Focusing on practice more than theory, this collection offers new perspectives for studying the so-called "humoral medical traditions," as they have flourished around the globe during the last 2,000 years. Exploring notions of "balance" in medical cultures across Eurasia, Africa and the Americas, from antiquity to the present, the volume revisits "harmony" and "holism" as main characteristics of those traditions. It foregrounds a dynamic notion of balance and asks how balance is defined or conceptualized, by whom, for whom and in what circumstances. Balance need not connote egalitarianism or equilibrium. Rather, it alludes to morals of self care exercised in place of excessiveness and indulgences after long periods of a life in dearth. As the moral becomes visceral, the question arises: what constitutes the visceral in a body that is in constant flux and flow? How far, and in what ways, are there fundamental properties or constituents in those bodies? Peregrine Horden is Professor of Medieval History at Royal Holloway, University of London, and an Extraordinary Research Fellow of All Souls College, Oxford.

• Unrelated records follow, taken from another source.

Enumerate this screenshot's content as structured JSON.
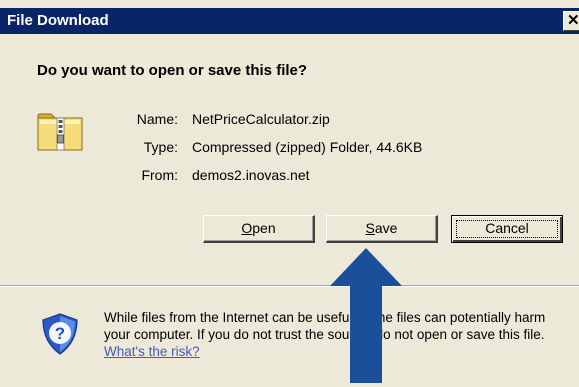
{
  "window": {
    "title": "File Download",
    "close_glyph": "✕",
    "close_icon": "close-icon"
  },
  "question": "Do you want to open or save this file?",
  "file": {
    "icon": "zip-folder-icon",
    "name_label": "Name:",
    "name": "NetPriceCalculator.zip",
    "type_label": "Type:",
    "type": "Compressed (zipped) Folder, 44.6KB",
    "from_label": "From:",
    "from": "demos2.inovas.net"
  },
  "buttons": {
    "open_mnemonic": "O",
    "open_rest": "pen",
    "save_mnemonic": "S",
    "save_rest": "ave",
    "cancel": "Cancel"
  },
  "warning": {
    "icon": "security-shield-icon",
    "text": "While files from the Internet can be useful, some files can potentially harm your computer. If you do not trust the source, do not open or save this file. ",
    "link": "What's the risk?"
  },
  "annotation": {
    "icon": "up-arrow",
    "color": "#1b4f99"
  },
  "colors": {
    "titlebar": "#0a2468",
    "dialog": "#ece9d8",
    "link": "#4a57b8"
  }
}
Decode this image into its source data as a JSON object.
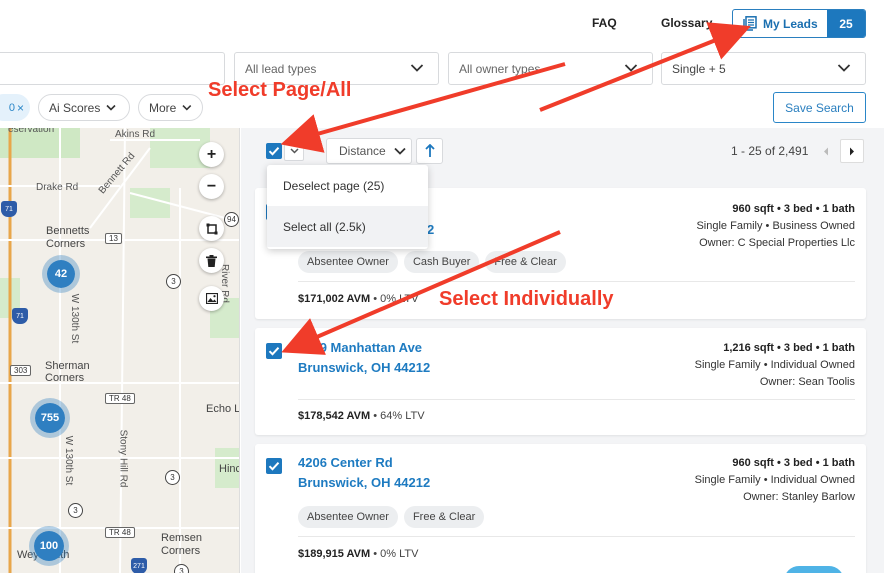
{
  "header": {
    "faq": "FAQ",
    "glossary": "Glossary",
    "my_leads_label": "My Leads",
    "my_leads_count": "25"
  },
  "filters": {
    "lead_types": "All lead types",
    "owner_types": "All owner types",
    "property_types": "Single + 5",
    "chip_partial": "0",
    "ai_scores": "Ai Scores",
    "more": "More",
    "save_search": "Save Search"
  },
  "map": {
    "labels": {
      "reservation": "eservation",
      "akins": "Akins Rd",
      "drake": "Drake Rd",
      "bennett": "Bennett Rd",
      "bennetts_corners_1": "Bennetts",
      "bennetts_corners_2": "Corners",
      "w130": "W 130th St",
      "river": "River Rd",
      "sherman_1": "Sherman",
      "sherman_2": "Corners",
      "echo": "Echo L",
      "stony": "Stony Hill Rd",
      "w130b": "W 130th St",
      "hinc": "Hinc",
      "remsen_1": "Remsen",
      "remsen_2": "Corners",
      "weymouth": "Weymouth"
    },
    "shields": {
      "i71a": "71",
      "r13": "13",
      "r94": "94",
      "r3a": "3",
      "i71b": "71",
      "r303": "303",
      "tr48a": "TR 48",
      "r3b": "3",
      "r3c": "3",
      "tr48b": "TR 48",
      "r3d": "3",
      "i271": "271"
    },
    "clusters": {
      "c42": "42",
      "c755": "755",
      "c100": "100"
    },
    "zoom_in": "+",
    "zoom_out": "−"
  },
  "list": {
    "sort_label": "Distance",
    "pager": "1 - 25 of 2,491",
    "dropdown": {
      "deselect_page": "Deselect page (25)",
      "select_all": "Select all (2.5k)"
    },
    "cards": [
      {
        "address_line1": "",
        "address_line2": "2",
        "specs": "960 sqft • 3 bed • 1 bath",
        "type": "Single Family • Business Owned",
        "owner": "Owner: C Special Properties Llc",
        "tags": [
          "Absentee Owner",
          "Cash Buyer",
          "Free & Clear"
        ],
        "avm": "$171,002 AVM",
        "ltv": " • 0% LTV"
      },
      {
        "address_line1": "4239 Manhattan Ave",
        "address_line2": "Brunswick, OH 44212",
        "specs": "1,216 sqft • 3 bed • 1 bath",
        "type": "Single Family • Individual Owned",
        "owner": "Owner: Sean Toolis",
        "avm": "$178,542 AVM",
        "ltv": " • 64% LTV"
      },
      {
        "address_line1": "4206 Center Rd",
        "address_line2": "Brunswick, OH 44212",
        "specs": "960 sqft • 3 bed • 1 bath",
        "type": "Single Family • Individual Owned",
        "owner": "Owner: Stanley Barlow",
        "tags": [
          "Absentee Owner",
          "Free & Clear"
        ],
        "avm": "$189,915 AVM",
        "ltv": " • 0% LTV"
      }
    ]
  },
  "annotations": {
    "select_page_all": "Select Page/All",
    "select_individually": "Select Individually",
    "color": "#f03c2a"
  },
  "colors": {
    "accent": "#1d78be",
    "link": "#1e7bc1"
  }
}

He is co-author of The Corrupting Sea: A Study of Mediterranean History (with Nicholas Purcell, Blackwell, 2000) and author of Hospitals and Healing from Antiquity to the Later Middle Ages (Ashgate, 2008). He is also writing a general book on early hospitals for Yale University Press. Elisabeth Hsu is Professor of Anthropology at the Institute of Social and Cultural Anthropology of the University of Oxford, and Governing Body Fellow of Green Templeton College. Recent co-edited volumes include Wind, Life, Health (with Chris Low, Blackwell, 2008) and Plants, Health and Healing: On the Interface of Ethnobotany and Medical Anthropology (with Stephen Harris, Berghahn Books, 2010). Her most recent authored book is Pulse Diagnosis in Early Chinese Medicine: The Telling Touch (Cambridge University Press, 2010).
List of Figures and Tables Acknowledgements List of Contributors Introduction Peregrine Horden Part I: A Body of What? Chapter 1. Female Fluids in the Hippocratic Corpus: How Solid was the Humoral Body? Helen King Chapter 2. Fluxes and Stagnations: A Physician's Perception and Treatment of Humours in Baroque Ladies Barbara Duden Chapter 3. When Money became a Humour Shigehisa Kuriyama Part II: A Practice with What? Chapter 4. Were the Four Humours Fundamental to Medieval Islamic Medical Practice? Emilie Savage-Smith Chapter 5. Complexio and experimentum: Tensions in Late Medieval Medical Practice Peter Jones Chapter 6. Foundationalism and Instrumentality: Rethinking Humoral Paradigms in Early Twentieth-Century Yunani tibb in India Guy Attewell Chapter 7. Hot Cold Classifications and Balancing Actions in Mesoamerican Diet and Health: Theory and Ethnography of Practice in Twentieth-Century Mexico Ellen Messer Part III: A Balance of What? Chapter 8. Balancing Diversity and Well-Being: Words, Concepts and Practice in Eastern Africa David Parkin Chapter 9. 'Holism' and the Medicalization of Emotion: The Case of Anger in Chinese Medicine Elisabeth Hsu Chapter 10. Aiming for Congruence: The Golden Rule of Ayurveda Francis Zimmermann Chapter 11. Harmony or Hierarchy? The Mindful Body and the Sacred Landscape in Tibetan Healing Practices Patrizia Bassini Part IV: What Next? Chapter 12. What Next? Balance in Medical Practice and the Medico-Moral Nexus of Moderation Elisabeth Hsu Index